Data entries.

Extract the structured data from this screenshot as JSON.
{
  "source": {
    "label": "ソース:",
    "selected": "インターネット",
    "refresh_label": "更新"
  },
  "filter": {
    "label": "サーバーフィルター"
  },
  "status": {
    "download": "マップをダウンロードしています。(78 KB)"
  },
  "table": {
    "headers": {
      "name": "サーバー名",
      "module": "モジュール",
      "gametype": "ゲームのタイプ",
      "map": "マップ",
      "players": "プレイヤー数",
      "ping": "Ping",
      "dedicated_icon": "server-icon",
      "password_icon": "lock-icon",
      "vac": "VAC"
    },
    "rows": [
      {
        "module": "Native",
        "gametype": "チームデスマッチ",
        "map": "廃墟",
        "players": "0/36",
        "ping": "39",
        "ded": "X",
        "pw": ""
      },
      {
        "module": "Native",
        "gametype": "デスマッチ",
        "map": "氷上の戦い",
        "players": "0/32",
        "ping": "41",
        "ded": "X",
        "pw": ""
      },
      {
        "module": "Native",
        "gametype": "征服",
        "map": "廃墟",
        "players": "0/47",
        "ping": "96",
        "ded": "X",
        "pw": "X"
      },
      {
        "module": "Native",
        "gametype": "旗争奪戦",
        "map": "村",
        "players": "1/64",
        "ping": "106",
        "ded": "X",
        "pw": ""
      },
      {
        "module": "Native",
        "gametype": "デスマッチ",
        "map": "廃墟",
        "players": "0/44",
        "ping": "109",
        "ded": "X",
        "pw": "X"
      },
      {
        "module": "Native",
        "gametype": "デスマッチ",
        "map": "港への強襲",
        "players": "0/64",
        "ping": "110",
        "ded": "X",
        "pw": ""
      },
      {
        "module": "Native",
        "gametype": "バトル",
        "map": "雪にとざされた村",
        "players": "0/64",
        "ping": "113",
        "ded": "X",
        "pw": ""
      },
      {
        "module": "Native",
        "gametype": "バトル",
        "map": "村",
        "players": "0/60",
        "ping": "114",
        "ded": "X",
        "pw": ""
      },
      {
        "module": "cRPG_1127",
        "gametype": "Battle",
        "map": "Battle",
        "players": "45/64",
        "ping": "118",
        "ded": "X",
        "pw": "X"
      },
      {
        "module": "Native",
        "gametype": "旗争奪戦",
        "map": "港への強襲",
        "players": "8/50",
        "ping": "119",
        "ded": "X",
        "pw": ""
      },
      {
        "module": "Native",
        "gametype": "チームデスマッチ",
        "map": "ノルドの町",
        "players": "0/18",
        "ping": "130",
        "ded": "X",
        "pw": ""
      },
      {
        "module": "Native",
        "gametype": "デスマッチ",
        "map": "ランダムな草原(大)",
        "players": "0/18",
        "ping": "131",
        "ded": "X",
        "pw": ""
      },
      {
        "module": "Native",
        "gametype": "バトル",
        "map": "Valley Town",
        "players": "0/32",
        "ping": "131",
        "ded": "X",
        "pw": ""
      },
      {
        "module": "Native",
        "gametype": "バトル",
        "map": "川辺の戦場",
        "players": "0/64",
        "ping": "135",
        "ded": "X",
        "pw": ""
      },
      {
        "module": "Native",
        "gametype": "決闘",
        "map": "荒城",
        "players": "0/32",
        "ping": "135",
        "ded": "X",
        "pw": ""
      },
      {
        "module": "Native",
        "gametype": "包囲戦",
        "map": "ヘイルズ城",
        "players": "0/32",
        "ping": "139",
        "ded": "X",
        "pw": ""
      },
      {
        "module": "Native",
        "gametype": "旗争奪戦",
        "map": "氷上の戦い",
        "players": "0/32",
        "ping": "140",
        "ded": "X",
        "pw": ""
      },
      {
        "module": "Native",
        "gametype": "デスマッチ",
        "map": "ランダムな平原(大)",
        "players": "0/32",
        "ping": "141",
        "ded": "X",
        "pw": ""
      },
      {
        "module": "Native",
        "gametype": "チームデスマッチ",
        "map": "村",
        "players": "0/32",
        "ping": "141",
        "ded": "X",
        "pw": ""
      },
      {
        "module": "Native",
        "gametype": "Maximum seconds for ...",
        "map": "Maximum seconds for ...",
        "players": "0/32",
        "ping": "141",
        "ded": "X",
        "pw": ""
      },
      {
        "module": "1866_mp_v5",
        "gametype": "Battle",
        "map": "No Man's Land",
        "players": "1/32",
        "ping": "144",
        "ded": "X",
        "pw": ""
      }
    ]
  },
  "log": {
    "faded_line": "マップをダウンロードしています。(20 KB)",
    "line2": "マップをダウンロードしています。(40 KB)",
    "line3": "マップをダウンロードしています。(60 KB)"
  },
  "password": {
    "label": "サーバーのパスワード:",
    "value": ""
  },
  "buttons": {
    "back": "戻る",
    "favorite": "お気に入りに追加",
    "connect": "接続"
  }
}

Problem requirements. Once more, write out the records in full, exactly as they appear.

Result below.
Extract the structured data from this screenshot as JSON.
{
  "source": {
    "label": "ソース:",
    "selected": "インターネット",
    "refresh_label": "更新"
  },
  "filter": {
    "label": "サーバーフィルター"
  },
  "status": {
    "download": "マップをダウンロードしています。(78 KB)"
  },
  "table": {
    "headers": {
      "name": "サーバー名",
      "module": "モジュール",
      "gametype": "ゲームのタイプ",
      "map": "マップ",
      "players": "プレイヤー数",
      "ping": "Ping",
      "dedicated_icon": "server-icon",
      "password_icon": "lock-icon",
      "vac": "VAC"
    },
    "rows": [
      {
        "module": "Native",
        "gametype": "チームデスマッチ",
        "map": "廃墟",
        "players": "0/36",
        "ping": "39",
        "ded": "X",
        "pw": ""
      },
      {
        "module": "Native",
        "gametype": "デスマッチ",
        "map": "氷上の戦い",
        "players": "0/32",
        "ping": "41",
        "ded": "X",
        "pw": ""
      },
      {
        "module": "Native",
        "gametype": "征服",
        "map": "廃墟",
        "players": "0/47",
        "ping": "96",
        "ded": "X",
        "pw": "X"
      },
      {
        "module": "Native",
        "gametype": "旗争奪戦",
        "map": "村",
        "players": "1/64",
        "ping": "106",
        "ded": "X",
        "pw": ""
      },
      {
        "module": "Native",
        "gametype": "デスマッチ",
        "map": "廃墟",
        "players": "0/44",
        "ping": "109",
        "ded": "X",
        "pw": "X"
      },
      {
        "module": "Native",
        "gametype": "デスマッチ",
        "map": "港への強襲",
        "players": "0/64",
        "ping": "110",
        "ded": "X",
        "pw": ""
      },
      {
        "module": "Native",
        "gametype": "バトル",
        "map": "雪にとざされた村",
        "players": "0/64",
        "ping": "113",
        "ded": "X",
        "pw": ""
      },
      {
        "module": "Native",
        "gametype": "バトル",
        "map": "村",
        "players": "0/60",
        "ping": "114",
        "ded": "X",
        "pw": ""
      },
      {
        "module": "cRPG_1127",
        "gametype": "Battle",
        "map": "Battle",
        "players": "45/64",
        "ping": "118",
        "ded": "X",
        "pw": "X"
      },
      {
        "module": "Native",
        "gametype": "旗争奪戦",
        "map": "港への強襲",
        "players": "8/50",
        "ping": "119",
        "ded": "X",
        "pw": ""
      },
      {
        "module": "Native",
        "gametype": "チームデスマッチ",
        "map": "ノルドの町",
        "players": "0/18",
        "ping": "130",
        "ded": "X",
        "pw": ""
      },
      {
        "module": "Native",
        "gametype": "デスマッチ",
        "map": "ランダムな草原(大)",
        "players": "0/18",
        "ping": "131",
        "ded": "X",
        "pw": ""
      },
      {
        "module": "Native",
        "gametype": "バトル",
        "map": "Valley Town",
        "players": "0/32",
        "ping": "131",
        "ded": "X",
        "pw": ""
      },
      {
        "module": "Native",
        "gametype": "バトル",
        "map": "川辺の戦場",
        "players": "0/64",
        "ping": "135",
        "ded": "X",
        "pw": ""
      },
      {
        "module": "Native",
        "gametype": "決闘",
        "map": "荒城",
        "players": "0/32",
        "ping": "135",
        "ded": "X",
        "pw": ""
      },
      {
        "module": "Native",
        "gametype": "包囲戦",
        "map": "ヘイルズ城",
        "players": "0/32",
        "ping": "139",
        "ded": "X",
        "pw": ""
      },
      {
        "module": "Native",
        "gametype": "旗争奪戦",
        "map": "氷上の戦い",
        "players": "0/32",
        "ping": "140",
        "ded": "X",
        "pw": ""
      },
      {
        "module": "Native",
        "gametype": "デスマッチ",
        "map": "ランダムな平原(大)",
        "players": "0/32",
        "ping": "141",
        "ded": "X",
        "pw": ""
      },
      {
        "module": "Native",
        "gametype": "チームデスマッチ",
        "map": "村",
        "players": "0/32",
        "ping": "141",
        "ded": "X",
        "pw": ""
      },
      {
        "module": "Native",
        "gametype": "Maximum seconds for ...",
        "map": "Maximum seconds for ...",
        "players": "0/32",
        "ping": "141",
        "ded": "X",
        "pw": ""
      },
      {
        "module": "1866_mp_v5",
        "gametype": "Battle",
        "map": "No Man's Land",
        "players": "1/32",
        "ping": "144",
        "ded": "X",
        "pw": ""
      }
    ]
  },
  "log": {
    "faded_line": "マップをダウンロードしています。(20 KB)",
    "line2": "マップをダウンロードしています。(40 KB)",
    "line3": "マップをダウンロードしています。(60 KB)"
  },
  "password": {
    "label": "サーバーのパスワード:",
    "value": ""
  },
  "buttons": {
    "back": "戻る",
    "favorite": "お気に入りに追加",
    "connect": "接続"
  }
}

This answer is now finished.